>>>>>
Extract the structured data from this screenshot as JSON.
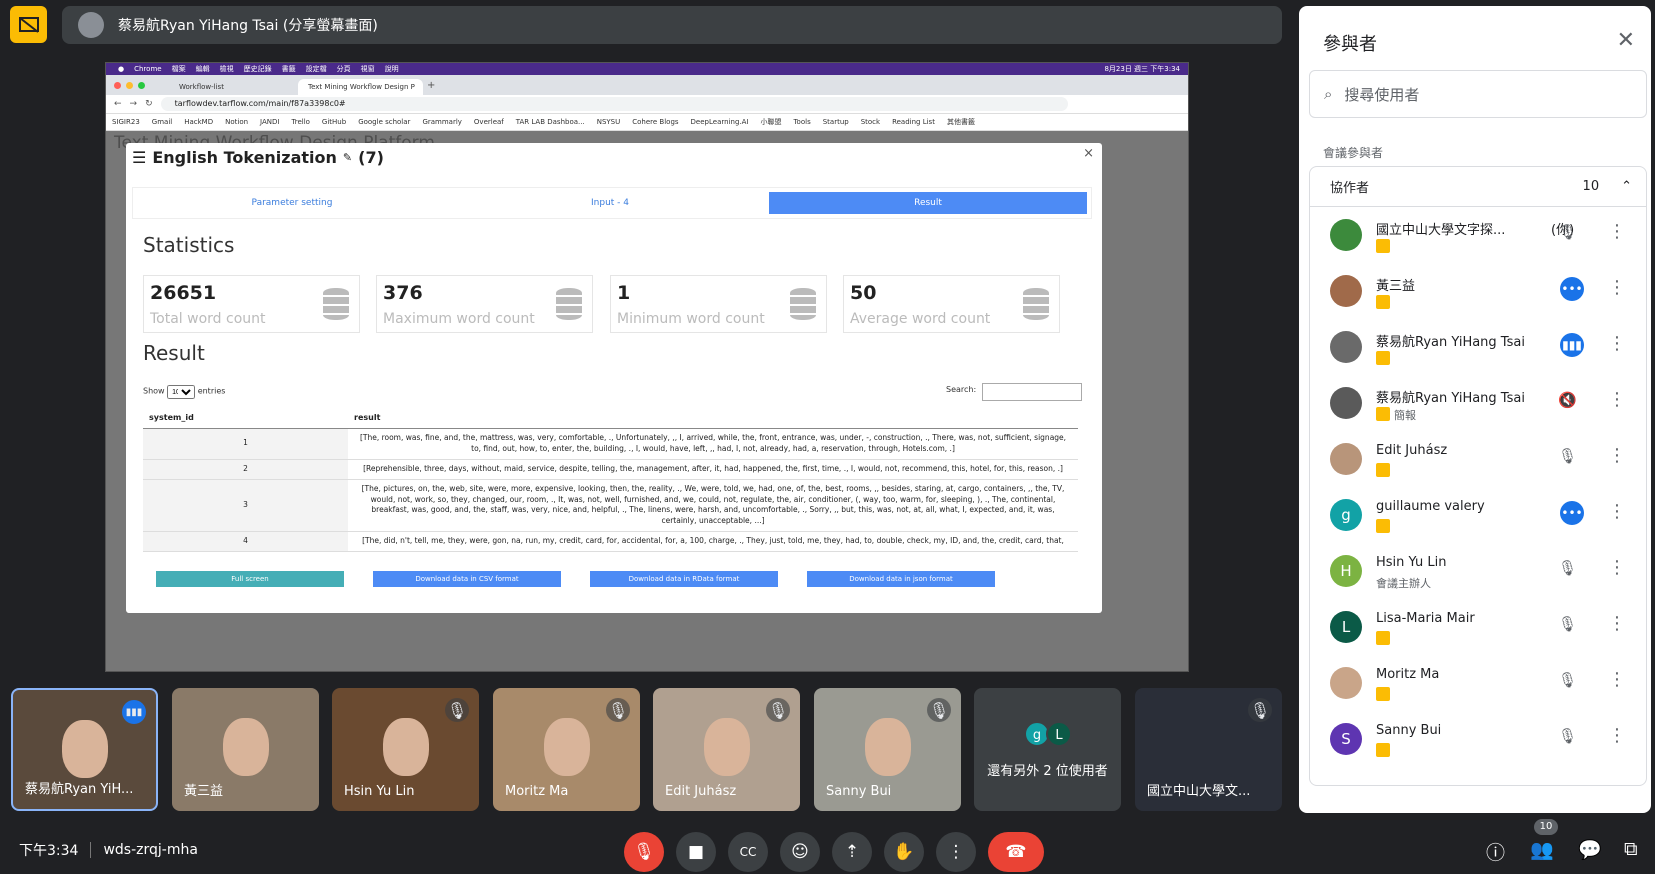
{
  "presenter": {
    "label": "蔡易航Ryan YiHang Tsai (分享螢幕畫面)"
  },
  "shared_screen": {
    "menu": [
      "Chrome",
      "檔案",
      "編輯",
      "檢視",
      "歷史記錄",
      "書籤",
      "設定檔",
      "分頁",
      "視窗",
      "說明"
    ],
    "clock": "8月23日 週三 下午3:34",
    "tabs": [
      "Workflow-list",
      "Text Mining Workflow Design P"
    ],
    "url": "tarflowdev.tarflow.com/main/f87a3398c0#",
    "bookmarks": [
      "SIGIR23",
      "Gmail",
      "HackMD",
      "Notion",
      "JANDI",
      "Trello",
      "GitHub",
      "Google scholar",
      "Grammarly",
      "Overleaf",
      "TAR LAB Dashboa...",
      "NSYSU",
      "Cohere Blogs",
      "DeepLearning.AI",
      "小聯盟",
      "Tools",
      "Startup",
      "Stock",
      "Reading List",
      "其他書籤"
    ],
    "bg_title": "Text Mining Workflow Design Platform",
    "modal": {
      "title": "English Tokenization",
      "count": "(7)",
      "tabs": [
        "Parameter setting",
        "Input - 4",
        "Result"
      ],
      "stats_heading": "Statistics",
      "stats": [
        {
          "value": "26651",
          "label": "Total word count"
        },
        {
          "value": "376",
          "label": "Maximum word count"
        },
        {
          "value": "1",
          "label": "Minimum word count"
        },
        {
          "value": "50",
          "label": "Average word count"
        }
      ],
      "result_heading": "Result",
      "show_label": "Show",
      "entries_value": "10",
      "entries_label": "entries",
      "search_label": "Search:",
      "columns": [
        "system_id",
        "result"
      ],
      "rows": [
        {
          "id": "1",
          "text": "[The, room, was, fine, and, the, mattress, was, very, comfortable, ., Unfortunately, ,, I, arrived, while, the, front, entrance, was, under, -, construction, ., There, was, not, sufficient, signage, to, find, out, how, to, enter, the, building, ., I, would, have, left, ,, had, I, not, already, had, a, reservation, through, Hotels.com, .]"
        },
        {
          "id": "2",
          "text": "[Reprehensible, three, days, without, maid, service, despite, telling, the, management, after, it, had, happened, the, first, time, ., I, would, not, recommend, this, hotel, for, this, reason, .]"
        },
        {
          "id": "3",
          "text": "[The, pictures, on, the, web, site, were, more, expensive, looking, then, the, reality, ., We, were, told, we, had, one, of, the, best, rooms, ,, besides, staring, at, cargo, containers, ,, the, TV, would, not, work, so, they, changed, our, room, ., It, was, not, well, furnished, and, we, could, not, regulate, the, air, conditioner, (, way, too, warm, for, sleeping, ), ., The, continental, breakfast, was, good, and, the, staff, was, very, nice, and, helpful, ., The, linens, were, harsh, and, uncomfortable, ., Sorry, ,, but, this, was, not, at, all, what, I, expected, and, it, was, certainly, unacceptable, ...]"
        },
        {
          "id": "4",
          "text": "[The, did, n't, tell, me, they, were, gon, na, run, my, credit, card, for, accidental, for, a, 100, charge, ., They, just, told, me, they, had, to, double, check, my, ID, and, the, credit, card, that,"
        }
      ],
      "buttons": [
        "Full screen",
        "Download data in CSV format",
        "Download data in RData format",
        "Download data in json format"
      ]
    }
  },
  "tiles": [
    {
      "name": "蔡易航Ryan YiH..."
    },
    {
      "name": "黃三益"
    },
    {
      "name": "Hsin Yu Lin"
    },
    {
      "name": "Moritz Ma"
    },
    {
      "name": "Edit Juhász"
    },
    {
      "name": "Sanny Bui"
    },
    {
      "name": "還有另外 2 位使用者",
      "g": "g",
      "l": "L"
    },
    {
      "name": "國立中山大學文..."
    }
  ],
  "bottom": {
    "time": "下午3:34",
    "meeting_code": "wds-zrqj-mha",
    "people_badge": "10"
  },
  "panel": {
    "title": "參與者",
    "search_placeholder": "搜尋使用者",
    "section": "會議參與者",
    "group_label": "協作者",
    "group_count": "10",
    "people": [
      {
        "name": "國立中山大學文字探...",
        "you": "(你)",
        "role": "",
        "avatar": "",
        "color": "#3c8a3c"
      },
      {
        "name": "黃三益",
        "role": "",
        "avatar": "",
        "color": "#a06a4a"
      },
      {
        "name": "蔡易航Ryan YiHang Tsai",
        "role": "",
        "avatar": "",
        "color": "#6a6a6a"
      },
      {
        "name": "蔡易航Ryan YiHang Tsai",
        "role": "簡報",
        "avatar": "",
        "color": "#5a5a5a"
      },
      {
        "name": "Edit Juhász",
        "role": "",
        "avatar": "",
        "color": "#b8957a"
      },
      {
        "name": "guillaume valery",
        "role": "",
        "avatar": "g",
        "color": "#12a2a6"
      },
      {
        "name": "Hsin Yu Lin",
        "role": "會議主辦人",
        "avatar": "H",
        "color": "#7cb342"
      },
      {
        "name": "Lisa-Maria Mair",
        "role": "",
        "avatar": "L",
        "color": "#0b5a47"
      },
      {
        "name": "Moritz Ma",
        "role": "",
        "avatar": "",
        "color": "#c9a589"
      },
      {
        "name": "Sanny Bui",
        "role": "",
        "avatar": "S",
        "color": "#5e35b1"
      }
    ]
  },
  "colors": {
    "accent": "#1a73e8",
    "danger": "#ea4335",
    "warning": "#fbbc04"
  }
}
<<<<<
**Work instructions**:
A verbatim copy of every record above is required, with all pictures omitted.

**Exercise result**:
Extract the structured data from this screenshot as JSON.
{
  "presenter": {
    "label": "蔡易航Ryan YiHang Tsai (分享螢幕畫面)"
  },
  "shared_screen": {
    "menu": [
      "Chrome",
      "檔案",
      "編輯",
      "檢視",
      "歷史記錄",
      "書籤",
      "設定檔",
      "分頁",
      "視窗",
      "說明"
    ],
    "clock": "8月23日 週三 下午3:34",
    "tabs": [
      "Workflow-list",
      "Text Mining Workflow Design P"
    ],
    "url": "tarflowdev.tarflow.com/main/f87a3398c0#",
    "bookmarks": [
      "SIGIR23",
      "Gmail",
      "HackMD",
      "Notion",
      "JANDI",
      "Trello",
      "GitHub",
      "Google scholar",
      "Grammarly",
      "Overleaf",
      "TAR LAB Dashboa...",
      "NSYSU",
      "Cohere Blogs",
      "DeepLearning.AI",
      "小聯盟",
      "Tools",
      "Startup",
      "Stock",
      "Reading List",
      "其他書籤"
    ],
    "bg_title": "Text Mining Workflow Design Platform",
    "modal": {
      "title": "English Tokenization",
      "count": "(7)",
      "tabs": [
        "Parameter setting",
        "Input - 4",
        "Result"
      ],
      "stats_heading": "Statistics",
      "stats": [
        {
          "value": "26651",
          "label": "Total word count"
        },
        {
          "value": "376",
          "label": "Maximum word count"
        },
        {
          "value": "1",
          "label": "Minimum word count"
        },
        {
          "value": "50",
          "label": "Average word count"
        }
      ],
      "result_heading": "Result",
      "show_label": "Show",
      "entries_value": "10",
      "entries_label": "entries",
      "search_label": "Search:",
      "columns": [
        "system_id",
        "result"
      ],
      "rows": [
        {
          "id": "1",
          "text": "[The, room, was, fine, and, the, mattress, was, very, comfortable, ., Unfortunately, ,, I, arrived, while, the, front, entrance, was, under, -, construction, ., There, was, not, sufficient, signage, to, find, out, how, to, enter, the, building, ., I, would, have, left, ,, had, I, not, already, had, a, reservation, through, Hotels.com, .]"
        },
        {
          "id": "2",
          "text": "[Reprehensible, three, days, without, maid, service, despite, telling, the, management, after, it, had, happened, the, first, time, ., I, would, not, recommend, this, hotel, for, this, reason, .]"
        },
        {
          "id": "3",
          "text": "[The, pictures, on, the, web, site, were, more, expensive, looking, then, the, reality, ., We, were, told, we, had, one, of, the, best, rooms, ,, besides, staring, at, cargo, containers, ,, the, TV, would, not, work, so, they, changed, our, room, ., It, was, not, well, furnished, and, we, could, not, regulate, the, air, conditioner, (, way, too, warm, for, sleeping, ), ., The, continental, breakfast, was, good, and, the, staff, was, very, nice, and, helpful, ., The, linens, were, harsh, and, uncomfortable, ., Sorry, ,, but, this, was, not, at, all, what, I, expected, and, it, was, certainly, unacceptable, ...]"
        },
        {
          "id": "4",
          "text": "[The, did, n't, tell, me, they, were, gon, na, run, my, credit, card, for, accidental, for, a, 100, charge, ., They, just, told, me, they, had, to, double, check, my, ID, and, the, credit, card, that,"
        }
      ],
      "buttons": [
        "Full screen",
        "Download data in CSV format",
        "Download data in RData format",
        "Download data in json format"
      ]
    }
  },
  "tiles": [
    {
      "name": "蔡易航Ryan YiH..."
    },
    {
      "name": "黃三益"
    },
    {
      "name": "Hsin Yu Lin"
    },
    {
      "name": "Moritz Ma"
    },
    {
      "name": "Edit Juhász"
    },
    {
      "name": "Sanny Bui"
    },
    {
      "name": "還有另外 2 位使用者",
      "g": "g",
      "l": "L"
    },
    {
      "name": "國立中山大學文..."
    }
  ],
  "bottom": {
    "time": "下午3:34",
    "meeting_code": "wds-zrqj-mha",
    "people_badge": "10"
  },
  "panel": {
    "title": "參與者",
    "search_placeholder": "搜尋使用者",
    "section": "會議參與者",
    "group_label": "協作者",
    "group_count": "10",
    "people": [
      {
        "name": "國立中山大學文字探...",
        "you": "(你)",
        "role": "",
        "avatar": "",
        "color": "#3c8a3c"
      },
      {
        "name": "黃三益",
        "role": "",
        "avatar": "",
        "color": "#a06a4a"
      },
      {
        "name": "蔡易航Ryan YiHang Tsai",
        "role": "",
        "avatar": "",
        "color": "#6a6a6a"
      },
      {
        "name": "蔡易航Ryan YiHang Tsai",
        "role": "簡報",
        "avatar": "",
        "color": "#5a5a5a"
      },
      {
        "name": "Edit Juhász",
        "role": "",
        "avatar": "",
        "color": "#b8957a"
      },
      {
        "name": "guillaume valery",
        "role": "",
        "avatar": "g",
        "color": "#12a2a6"
      },
      {
        "name": "Hsin Yu Lin",
        "role": "會議主辦人",
        "avatar": "H",
        "color": "#7cb342"
      },
      {
        "name": "Lisa-Maria Mair",
        "role": "",
        "avatar": "L",
        "color": "#0b5a47"
      },
      {
        "name": "Moritz Ma",
        "role": "",
        "avatar": "",
        "color": "#c9a589"
      },
      {
        "name": "Sanny Bui",
        "role": "",
        "avatar": "S",
        "color": "#5e35b1"
      }
    ]
  },
  "colors": {
    "accent": "#1a73e8",
    "danger": "#ea4335",
    "warning": "#fbbc04"
  }
}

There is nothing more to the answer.